I have authored a book called, The Constructive Divorce, published by the ABA and available at ababooks.org. Here are some brief hi-lights on changing the perspective on family law cases from "win/lose" to constructive resolution.

I have had many a client, "What’s your won-lost record against that attorney?" Or, "What is your one-loss record in custody trials?" Have you ever heard a lawyer talk about "winning" a divorce or custody case? The answer to all of these questions is probably, "yes."

I know that many times I get the feeling that opposing counsel is handling a case with me with the mind set that there is some great scoreboard in the sky which is going to tally how they did against me, as though we are involved in some competition for "victories." And this competition is a critical indicator of reputation and the getting of future business.

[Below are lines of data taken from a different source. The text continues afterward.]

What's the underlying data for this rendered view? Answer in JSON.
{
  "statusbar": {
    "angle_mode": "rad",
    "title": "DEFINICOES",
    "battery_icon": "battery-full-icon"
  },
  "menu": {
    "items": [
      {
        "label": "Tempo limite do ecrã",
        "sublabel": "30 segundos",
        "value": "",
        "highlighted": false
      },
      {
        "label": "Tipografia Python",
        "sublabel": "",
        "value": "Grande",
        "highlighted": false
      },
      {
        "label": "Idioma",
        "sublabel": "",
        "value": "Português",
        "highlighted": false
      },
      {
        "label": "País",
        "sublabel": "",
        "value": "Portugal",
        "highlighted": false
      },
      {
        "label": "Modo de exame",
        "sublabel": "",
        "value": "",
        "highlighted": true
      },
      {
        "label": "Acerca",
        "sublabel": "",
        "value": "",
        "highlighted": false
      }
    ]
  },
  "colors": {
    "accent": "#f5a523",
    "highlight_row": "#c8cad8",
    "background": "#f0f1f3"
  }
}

This use of game-like, competitive language for family law matters is unfortunate and leads to incivility in the resolution of matters. It also hinders constructive resolution of disputes. Here are some further reasons why a "win lose" mentality is counterproductive in family law matters.

FAMILY COURTS ARE OBLIGATED TO DO EQUITYFamily lawyers practice in courts which view themselves as courts of "equity." The family law judge does not consider himself to be bound by law or procedure, but by fairness.

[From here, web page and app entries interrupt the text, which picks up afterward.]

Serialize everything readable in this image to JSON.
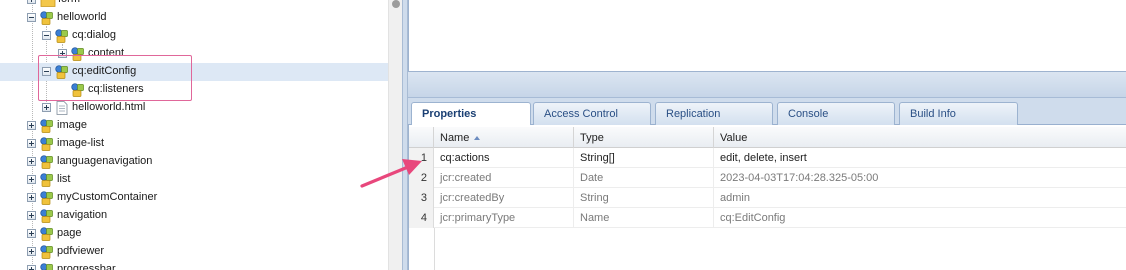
{
  "tree": {
    "items": [
      {
        "label": "form",
        "type": "folder"
      },
      {
        "label": "helloworld",
        "type": "component",
        "expanded": true
      },
      {
        "label": "cq:dialog",
        "type": "component",
        "expanded": true
      },
      {
        "label": "content",
        "type": "component"
      },
      {
        "label": "cq:editConfig",
        "type": "component",
        "expanded": true,
        "selected": true
      },
      {
        "label": "cq:listeners",
        "type": "component"
      },
      {
        "label": "helloworld.html",
        "type": "file"
      },
      {
        "label": "image",
        "type": "component"
      },
      {
        "label": "image-list",
        "type": "component"
      },
      {
        "label": "languagenavigation",
        "type": "component"
      },
      {
        "label": "list",
        "type": "component"
      },
      {
        "label": "myCustomContainer",
        "type": "component"
      },
      {
        "label": "navigation",
        "type": "component"
      },
      {
        "label": "page",
        "type": "component"
      },
      {
        "label": "pdfviewer",
        "type": "component"
      },
      {
        "label": "progressbar",
        "type": "component"
      }
    ]
  },
  "tabs": [
    {
      "label": "Properties",
      "active": true
    },
    {
      "label": "Access Control"
    },
    {
      "label": "Replication"
    },
    {
      "label": "Console"
    },
    {
      "label": "Build Info"
    }
  ],
  "grid": {
    "columns": {
      "name": "Name",
      "type": "Type",
      "value": "Value"
    },
    "rows": [
      {
        "num": "1",
        "name": "cq:actions",
        "type": "String[]",
        "value": "edit, delete, insert"
      },
      {
        "num": "2",
        "name": "jcr:created",
        "type": "Date",
        "value": "2023-04-03T17:04:28.325-05:00"
      },
      {
        "num": "3",
        "name": "jcr:createdBy",
        "type": "String",
        "value": "admin"
      },
      {
        "num": "4",
        "name": "jcr:primaryType",
        "type": "Name",
        "value": "cq:EditConfig"
      }
    ]
  },
  "colors": {
    "selection": "#dde8f5",
    "annotation": "#e0679a",
    "tab_text": "#2a4f85"
  }
}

THE APPELLATE COURT WILL CORRECT ITEven if a family lawyer is able to pull off a stunning "victory" in the trial court, there is a good chance the "victory" will be taken away by a higher court.

THE OTHER SIDE WON’T LET IT BEAnother adverse side effect of "victory" in court is retaliation by the other party. They will spend all of their energy and resources to "even the score."

Sometimes cases have to be tried and sometimes "you gotta do what ya gotta do" but the prevailing attitude should be to focus on a long term positive result to leave a family left standing even though there is no marriage.